● **Prompt**
Reproduce every line in the material below that holds "true".

● **Supplied data**
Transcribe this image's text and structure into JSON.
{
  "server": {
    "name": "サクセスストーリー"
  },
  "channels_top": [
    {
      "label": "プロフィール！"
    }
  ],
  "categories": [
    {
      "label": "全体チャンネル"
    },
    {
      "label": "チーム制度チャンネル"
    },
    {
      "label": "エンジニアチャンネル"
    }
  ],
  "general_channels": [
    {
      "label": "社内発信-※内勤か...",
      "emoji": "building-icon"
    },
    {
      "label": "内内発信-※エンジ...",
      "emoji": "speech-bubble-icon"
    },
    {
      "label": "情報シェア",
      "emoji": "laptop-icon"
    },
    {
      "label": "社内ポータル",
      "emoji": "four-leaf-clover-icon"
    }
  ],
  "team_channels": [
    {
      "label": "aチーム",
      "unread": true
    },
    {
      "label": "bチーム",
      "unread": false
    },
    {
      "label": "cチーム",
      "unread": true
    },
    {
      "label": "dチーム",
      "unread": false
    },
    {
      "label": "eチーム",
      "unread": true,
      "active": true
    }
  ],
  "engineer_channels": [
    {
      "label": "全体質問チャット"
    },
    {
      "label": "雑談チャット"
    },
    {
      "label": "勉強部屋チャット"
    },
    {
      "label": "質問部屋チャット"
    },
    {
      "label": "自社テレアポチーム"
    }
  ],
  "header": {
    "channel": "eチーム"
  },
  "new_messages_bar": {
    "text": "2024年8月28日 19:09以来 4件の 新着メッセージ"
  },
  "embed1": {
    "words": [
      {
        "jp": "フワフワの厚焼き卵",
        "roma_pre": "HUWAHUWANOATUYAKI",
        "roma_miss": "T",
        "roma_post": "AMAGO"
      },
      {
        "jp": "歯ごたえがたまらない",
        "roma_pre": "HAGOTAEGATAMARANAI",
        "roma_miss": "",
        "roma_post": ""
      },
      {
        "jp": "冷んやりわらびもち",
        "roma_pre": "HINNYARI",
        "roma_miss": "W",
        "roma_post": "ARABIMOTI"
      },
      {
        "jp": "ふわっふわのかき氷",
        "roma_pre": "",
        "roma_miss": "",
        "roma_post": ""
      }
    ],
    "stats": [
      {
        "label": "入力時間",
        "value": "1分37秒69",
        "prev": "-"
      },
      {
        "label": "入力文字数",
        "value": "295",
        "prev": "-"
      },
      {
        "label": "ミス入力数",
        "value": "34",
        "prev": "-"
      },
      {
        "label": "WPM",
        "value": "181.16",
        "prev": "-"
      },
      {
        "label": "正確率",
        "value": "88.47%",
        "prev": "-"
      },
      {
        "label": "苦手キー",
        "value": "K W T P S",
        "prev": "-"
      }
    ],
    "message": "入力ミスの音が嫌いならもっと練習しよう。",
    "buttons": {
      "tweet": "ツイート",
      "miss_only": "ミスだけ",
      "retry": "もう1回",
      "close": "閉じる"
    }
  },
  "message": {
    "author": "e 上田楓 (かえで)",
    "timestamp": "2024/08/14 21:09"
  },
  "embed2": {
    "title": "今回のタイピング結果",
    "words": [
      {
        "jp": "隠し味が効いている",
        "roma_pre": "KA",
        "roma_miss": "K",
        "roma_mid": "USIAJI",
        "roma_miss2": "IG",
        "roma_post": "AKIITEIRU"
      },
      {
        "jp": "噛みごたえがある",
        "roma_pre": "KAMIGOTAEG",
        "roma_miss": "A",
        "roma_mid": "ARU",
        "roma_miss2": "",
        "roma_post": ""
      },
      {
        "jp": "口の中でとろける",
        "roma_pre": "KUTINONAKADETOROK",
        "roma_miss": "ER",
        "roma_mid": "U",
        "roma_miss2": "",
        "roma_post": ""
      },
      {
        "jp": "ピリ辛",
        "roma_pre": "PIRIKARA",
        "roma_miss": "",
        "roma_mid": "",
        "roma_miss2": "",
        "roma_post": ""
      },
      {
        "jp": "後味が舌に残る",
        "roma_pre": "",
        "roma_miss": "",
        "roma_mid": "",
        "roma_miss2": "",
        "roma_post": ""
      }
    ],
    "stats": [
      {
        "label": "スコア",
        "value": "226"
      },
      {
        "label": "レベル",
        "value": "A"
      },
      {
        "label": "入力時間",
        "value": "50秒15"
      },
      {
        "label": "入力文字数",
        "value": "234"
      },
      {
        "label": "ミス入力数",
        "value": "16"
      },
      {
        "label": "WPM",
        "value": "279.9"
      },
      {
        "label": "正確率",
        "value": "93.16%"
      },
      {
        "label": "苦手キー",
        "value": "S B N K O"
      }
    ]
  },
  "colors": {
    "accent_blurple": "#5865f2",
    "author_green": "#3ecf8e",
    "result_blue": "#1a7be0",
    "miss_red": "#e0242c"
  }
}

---

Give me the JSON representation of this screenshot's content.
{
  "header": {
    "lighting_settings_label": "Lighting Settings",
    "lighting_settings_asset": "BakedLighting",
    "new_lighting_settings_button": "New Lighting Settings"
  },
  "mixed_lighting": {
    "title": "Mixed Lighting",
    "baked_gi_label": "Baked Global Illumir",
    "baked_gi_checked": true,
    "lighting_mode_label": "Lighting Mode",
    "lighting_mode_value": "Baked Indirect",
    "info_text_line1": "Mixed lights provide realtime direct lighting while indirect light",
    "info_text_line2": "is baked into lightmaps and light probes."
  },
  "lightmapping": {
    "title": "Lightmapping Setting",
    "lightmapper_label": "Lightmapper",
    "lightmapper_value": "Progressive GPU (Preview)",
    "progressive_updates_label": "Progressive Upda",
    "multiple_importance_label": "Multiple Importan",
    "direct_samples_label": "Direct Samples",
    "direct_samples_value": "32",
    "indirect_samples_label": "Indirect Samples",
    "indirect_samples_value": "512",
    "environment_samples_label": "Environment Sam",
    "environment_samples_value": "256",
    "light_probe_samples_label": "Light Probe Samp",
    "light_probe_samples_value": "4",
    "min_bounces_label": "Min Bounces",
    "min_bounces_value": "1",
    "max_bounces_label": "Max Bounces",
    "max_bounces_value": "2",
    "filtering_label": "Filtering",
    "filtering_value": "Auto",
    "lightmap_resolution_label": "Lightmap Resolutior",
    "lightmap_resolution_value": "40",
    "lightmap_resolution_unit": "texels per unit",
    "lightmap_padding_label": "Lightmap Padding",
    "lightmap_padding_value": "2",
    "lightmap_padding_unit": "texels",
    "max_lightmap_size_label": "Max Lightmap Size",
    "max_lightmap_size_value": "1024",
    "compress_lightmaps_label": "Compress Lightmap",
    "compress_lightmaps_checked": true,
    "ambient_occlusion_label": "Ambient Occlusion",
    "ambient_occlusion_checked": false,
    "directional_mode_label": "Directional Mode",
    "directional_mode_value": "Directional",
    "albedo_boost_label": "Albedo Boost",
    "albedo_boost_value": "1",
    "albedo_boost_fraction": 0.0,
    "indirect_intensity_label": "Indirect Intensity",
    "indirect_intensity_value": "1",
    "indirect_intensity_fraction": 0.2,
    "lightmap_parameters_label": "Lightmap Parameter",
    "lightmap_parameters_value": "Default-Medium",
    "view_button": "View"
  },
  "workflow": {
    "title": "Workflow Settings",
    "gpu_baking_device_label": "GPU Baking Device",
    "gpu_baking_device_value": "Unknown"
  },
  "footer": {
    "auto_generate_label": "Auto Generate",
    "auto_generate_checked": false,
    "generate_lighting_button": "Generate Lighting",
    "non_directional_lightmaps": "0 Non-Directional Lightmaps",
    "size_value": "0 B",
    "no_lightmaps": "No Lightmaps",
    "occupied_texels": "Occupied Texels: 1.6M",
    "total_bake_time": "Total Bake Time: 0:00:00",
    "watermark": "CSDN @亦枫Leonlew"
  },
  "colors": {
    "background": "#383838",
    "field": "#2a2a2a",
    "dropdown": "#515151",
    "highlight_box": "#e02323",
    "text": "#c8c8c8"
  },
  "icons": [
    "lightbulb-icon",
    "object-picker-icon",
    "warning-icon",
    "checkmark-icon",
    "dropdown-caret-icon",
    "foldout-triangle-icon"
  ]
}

● **Written reply**
      "unread": true
      "unread": true
      "unread": true,
      "active": true
    "baked_gi_checked": true,
    "compress_lightmaps_checked": true,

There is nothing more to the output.